◆ **Required work**: From the records below, copy the lines that include "Harmonix".

◆ **Information**:
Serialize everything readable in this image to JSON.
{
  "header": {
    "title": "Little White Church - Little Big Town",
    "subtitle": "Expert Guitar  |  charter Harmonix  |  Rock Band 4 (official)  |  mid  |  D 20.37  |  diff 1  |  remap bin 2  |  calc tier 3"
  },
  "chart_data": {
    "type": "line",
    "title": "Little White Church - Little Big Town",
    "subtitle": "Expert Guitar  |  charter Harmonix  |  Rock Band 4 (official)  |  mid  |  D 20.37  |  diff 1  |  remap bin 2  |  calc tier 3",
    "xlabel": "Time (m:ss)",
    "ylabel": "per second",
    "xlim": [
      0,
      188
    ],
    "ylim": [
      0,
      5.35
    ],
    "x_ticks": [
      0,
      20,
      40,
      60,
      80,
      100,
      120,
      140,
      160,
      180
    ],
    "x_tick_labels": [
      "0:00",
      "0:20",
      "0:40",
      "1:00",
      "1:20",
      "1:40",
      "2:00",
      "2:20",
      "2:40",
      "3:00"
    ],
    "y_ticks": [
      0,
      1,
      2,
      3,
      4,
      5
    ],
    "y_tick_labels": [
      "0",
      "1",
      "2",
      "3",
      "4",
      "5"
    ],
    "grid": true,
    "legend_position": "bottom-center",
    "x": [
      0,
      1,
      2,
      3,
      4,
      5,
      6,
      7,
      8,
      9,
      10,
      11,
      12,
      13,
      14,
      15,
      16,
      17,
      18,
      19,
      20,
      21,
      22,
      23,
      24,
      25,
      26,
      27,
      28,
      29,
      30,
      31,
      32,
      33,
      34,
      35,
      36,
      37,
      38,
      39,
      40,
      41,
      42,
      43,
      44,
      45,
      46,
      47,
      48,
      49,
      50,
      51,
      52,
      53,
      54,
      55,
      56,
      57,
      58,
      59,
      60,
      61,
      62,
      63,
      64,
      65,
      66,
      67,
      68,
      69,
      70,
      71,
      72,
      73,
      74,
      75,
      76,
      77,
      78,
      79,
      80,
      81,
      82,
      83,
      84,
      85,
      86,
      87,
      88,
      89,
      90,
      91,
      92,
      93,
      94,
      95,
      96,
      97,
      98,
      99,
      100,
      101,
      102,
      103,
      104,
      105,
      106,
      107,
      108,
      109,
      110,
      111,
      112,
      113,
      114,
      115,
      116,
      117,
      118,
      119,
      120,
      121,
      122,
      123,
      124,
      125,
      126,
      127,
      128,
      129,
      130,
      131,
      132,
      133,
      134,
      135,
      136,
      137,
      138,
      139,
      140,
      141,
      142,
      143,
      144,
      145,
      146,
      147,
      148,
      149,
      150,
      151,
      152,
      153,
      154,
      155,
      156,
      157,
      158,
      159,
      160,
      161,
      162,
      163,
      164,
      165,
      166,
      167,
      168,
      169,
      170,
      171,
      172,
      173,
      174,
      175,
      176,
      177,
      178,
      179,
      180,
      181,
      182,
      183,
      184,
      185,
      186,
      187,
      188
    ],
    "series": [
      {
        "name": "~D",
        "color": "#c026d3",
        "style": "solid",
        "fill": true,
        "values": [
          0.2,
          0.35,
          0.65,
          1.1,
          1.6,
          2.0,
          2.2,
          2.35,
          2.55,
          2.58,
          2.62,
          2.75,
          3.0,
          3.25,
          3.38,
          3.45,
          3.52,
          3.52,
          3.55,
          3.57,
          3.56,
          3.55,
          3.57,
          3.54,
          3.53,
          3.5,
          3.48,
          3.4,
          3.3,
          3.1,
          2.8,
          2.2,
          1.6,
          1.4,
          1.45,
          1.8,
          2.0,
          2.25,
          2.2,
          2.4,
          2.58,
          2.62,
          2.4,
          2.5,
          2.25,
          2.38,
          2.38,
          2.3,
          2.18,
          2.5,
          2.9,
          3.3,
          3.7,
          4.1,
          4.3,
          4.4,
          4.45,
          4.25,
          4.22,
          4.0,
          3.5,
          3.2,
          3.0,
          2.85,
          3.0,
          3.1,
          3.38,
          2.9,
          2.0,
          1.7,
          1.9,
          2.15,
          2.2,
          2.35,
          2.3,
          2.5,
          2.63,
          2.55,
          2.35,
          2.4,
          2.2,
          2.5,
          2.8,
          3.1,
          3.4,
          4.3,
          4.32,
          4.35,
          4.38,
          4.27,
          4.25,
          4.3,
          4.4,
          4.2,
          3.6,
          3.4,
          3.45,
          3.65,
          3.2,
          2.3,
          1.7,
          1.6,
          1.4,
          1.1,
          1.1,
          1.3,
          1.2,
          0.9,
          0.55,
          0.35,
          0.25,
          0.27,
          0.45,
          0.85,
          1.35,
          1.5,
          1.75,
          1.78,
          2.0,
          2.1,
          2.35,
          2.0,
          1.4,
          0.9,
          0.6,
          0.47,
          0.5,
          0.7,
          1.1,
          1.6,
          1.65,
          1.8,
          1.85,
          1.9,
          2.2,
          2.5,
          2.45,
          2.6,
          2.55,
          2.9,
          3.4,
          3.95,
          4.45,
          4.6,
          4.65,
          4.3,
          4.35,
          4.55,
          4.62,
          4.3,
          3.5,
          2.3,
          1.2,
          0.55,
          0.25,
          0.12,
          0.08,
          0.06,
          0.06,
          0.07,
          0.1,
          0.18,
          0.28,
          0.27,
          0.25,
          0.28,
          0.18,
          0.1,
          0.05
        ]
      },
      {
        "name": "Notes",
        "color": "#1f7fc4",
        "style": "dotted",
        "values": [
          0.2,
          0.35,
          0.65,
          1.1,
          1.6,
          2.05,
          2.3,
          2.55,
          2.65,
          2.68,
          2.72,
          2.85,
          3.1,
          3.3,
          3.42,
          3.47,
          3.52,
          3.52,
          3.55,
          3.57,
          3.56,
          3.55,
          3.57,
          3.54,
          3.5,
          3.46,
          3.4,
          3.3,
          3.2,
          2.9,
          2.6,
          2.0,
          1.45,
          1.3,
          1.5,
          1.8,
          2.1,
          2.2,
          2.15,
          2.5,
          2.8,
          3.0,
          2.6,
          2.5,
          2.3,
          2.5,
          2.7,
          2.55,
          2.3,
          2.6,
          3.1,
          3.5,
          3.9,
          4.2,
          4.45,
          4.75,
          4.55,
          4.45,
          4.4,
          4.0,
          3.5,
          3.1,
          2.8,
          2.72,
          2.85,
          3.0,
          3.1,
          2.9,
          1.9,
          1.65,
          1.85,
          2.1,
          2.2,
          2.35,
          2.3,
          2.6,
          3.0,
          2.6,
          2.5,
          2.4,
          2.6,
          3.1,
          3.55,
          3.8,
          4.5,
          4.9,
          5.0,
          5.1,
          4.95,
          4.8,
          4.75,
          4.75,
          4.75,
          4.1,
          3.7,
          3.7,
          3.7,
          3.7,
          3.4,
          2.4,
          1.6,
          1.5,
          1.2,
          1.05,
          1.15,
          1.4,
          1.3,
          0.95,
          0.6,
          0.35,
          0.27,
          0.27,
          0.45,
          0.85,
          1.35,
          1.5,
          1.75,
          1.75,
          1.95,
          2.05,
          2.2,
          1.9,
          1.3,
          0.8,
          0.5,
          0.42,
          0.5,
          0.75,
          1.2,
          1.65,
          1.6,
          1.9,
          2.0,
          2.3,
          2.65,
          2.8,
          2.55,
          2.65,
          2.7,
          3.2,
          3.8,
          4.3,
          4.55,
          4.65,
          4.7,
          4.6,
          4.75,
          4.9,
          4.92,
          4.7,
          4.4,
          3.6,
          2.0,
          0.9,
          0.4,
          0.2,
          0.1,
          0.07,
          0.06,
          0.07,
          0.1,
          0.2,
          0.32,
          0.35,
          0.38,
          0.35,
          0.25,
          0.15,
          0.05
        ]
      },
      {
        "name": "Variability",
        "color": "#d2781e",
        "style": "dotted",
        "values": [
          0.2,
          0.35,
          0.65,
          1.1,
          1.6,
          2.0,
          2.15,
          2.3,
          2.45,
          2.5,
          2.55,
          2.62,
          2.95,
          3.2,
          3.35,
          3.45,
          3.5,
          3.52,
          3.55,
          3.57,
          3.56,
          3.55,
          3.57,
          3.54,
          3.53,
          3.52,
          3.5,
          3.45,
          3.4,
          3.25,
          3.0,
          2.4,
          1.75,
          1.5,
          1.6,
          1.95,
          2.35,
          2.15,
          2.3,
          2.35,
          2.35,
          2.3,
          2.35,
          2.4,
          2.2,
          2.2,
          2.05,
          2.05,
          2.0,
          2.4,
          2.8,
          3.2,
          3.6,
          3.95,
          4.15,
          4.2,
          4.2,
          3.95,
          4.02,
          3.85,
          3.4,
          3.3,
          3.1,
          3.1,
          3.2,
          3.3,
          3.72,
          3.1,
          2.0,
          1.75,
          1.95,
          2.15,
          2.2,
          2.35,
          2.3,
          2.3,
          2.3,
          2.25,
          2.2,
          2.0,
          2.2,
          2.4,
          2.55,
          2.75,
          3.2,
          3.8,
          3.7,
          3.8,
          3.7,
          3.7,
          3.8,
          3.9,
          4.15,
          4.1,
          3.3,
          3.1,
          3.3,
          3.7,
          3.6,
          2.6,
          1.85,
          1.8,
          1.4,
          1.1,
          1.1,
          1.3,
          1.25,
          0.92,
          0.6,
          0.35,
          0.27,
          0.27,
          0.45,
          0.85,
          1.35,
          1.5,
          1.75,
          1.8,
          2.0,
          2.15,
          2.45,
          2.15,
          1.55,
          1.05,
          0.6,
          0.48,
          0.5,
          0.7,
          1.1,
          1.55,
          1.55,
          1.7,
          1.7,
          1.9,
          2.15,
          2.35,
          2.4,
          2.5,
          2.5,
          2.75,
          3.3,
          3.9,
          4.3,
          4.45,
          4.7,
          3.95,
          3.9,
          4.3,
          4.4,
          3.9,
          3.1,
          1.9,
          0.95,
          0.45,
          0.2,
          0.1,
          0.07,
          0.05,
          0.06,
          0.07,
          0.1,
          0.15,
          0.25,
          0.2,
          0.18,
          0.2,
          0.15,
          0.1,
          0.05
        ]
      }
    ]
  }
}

◆ **Exercise result**:
    "subtitle": "Expert Guitar  |  charter Harmonix  |  Rock Band 4 (official)  |  mid  |  D 20.37  |  diff 1  |  remap bin 2  |  calc tier 3"
    "subtitle": "Expert Guitar  |  charter Harmonix  |  Rock Band 4 (official)  |  mid  |  D 20.37  |  diff 1  |  remap bin 2  |  calc tier 3",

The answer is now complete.